Reporting their findings in the journal Marine Pollution Bulletin, scientists from the Institute for Marine and Antarctic Studies at the University of Tasmania in Australia took a deep look at an ice core collected in East Antarctica in 2009. Electron spectroscopy imaging of the melted sea ice revealed it contained 96 microplastic particles – about 12 per liter – from 14 different types of polymer.
The researchers believe this is the first time microplastics have been documented in sea ice samples from Antarctica, although microplastics have previously been found in sea ice in the comparatively bustling Arctic in the Northern Hemisphere. Back in 2018, Norwegian researchers found that everywhere they looked in the Arctic – no matter how remote the location – there were traces of plastic, with certain areas even containing a significant build-up of plastic pollution. The concentrations of microplastic recently found in the Antarctic are slightly lower than those found previously in the Arctic, but this milestone is nonetheless unwelcome.
“The remoteness of the Southern Ocean has not been enough to protect it from plastic pollution, which is now pervasive across the world’s oceans,” Anna Kelly, lead study author and IMAS student, said in a statement.
So, where is this stuff coming from? Up to 75 percent of the plastics identified were polymers most notably used in maritime industries, indicating they were likely shed from plastic nets and fishing equipment in the Southern Ocean.

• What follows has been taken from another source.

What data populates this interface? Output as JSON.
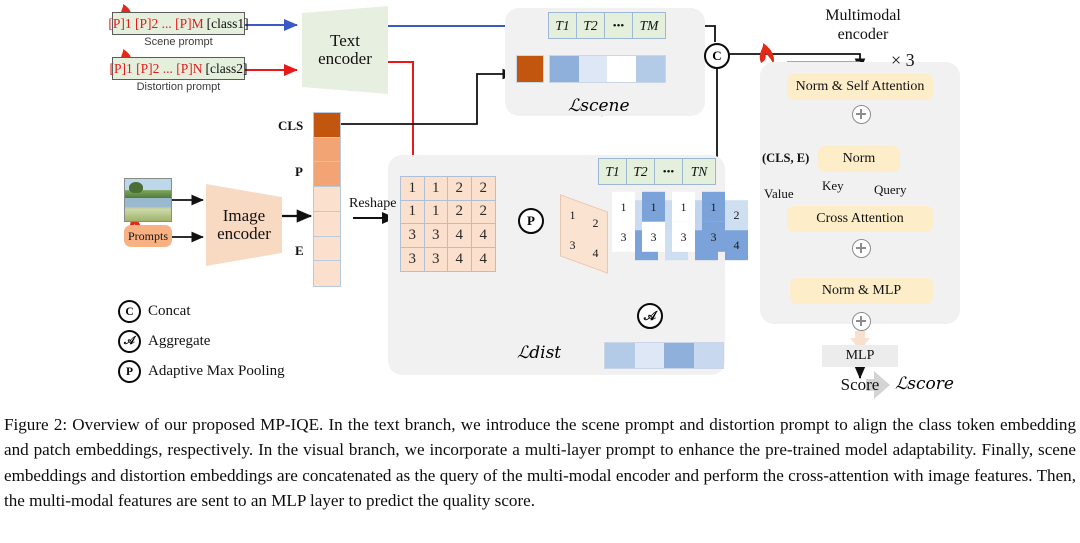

The researchers note that the microplastic particles are relatively large, suggesting they were released into the environment locally.
“The microplastic polymers in our ice core were larger than those in the Arctic, which may indicate local pollution sources because the plastic has less time to breakdown into smaller fibres than if transported long distances on ocean currents,” explained Kelly.
“Local sources could include clothing and equipment used by tourists and researchers, while the fact that we also identified fibres of varnish and plastics commonly used in the fishing industry suggests a maritime source,” she said.
As for the consequences of this discovery, it’s hard to say. Broadly speaking, scientists know relatively little about the long-term biological effects of microplastics on life. We do know, however, that larger microplastics can be a danger when ingested by animals and it’s becoming increasingly clear that plastics could present a risk to both marine animals and humans as they may contain toxic chemicals like phthalates and bisphenol-A.
As such, the researchers conclude that microplastics in the Antarctic sea ice “may have consequences for Southern Ocean food webs and biogeochemistry.”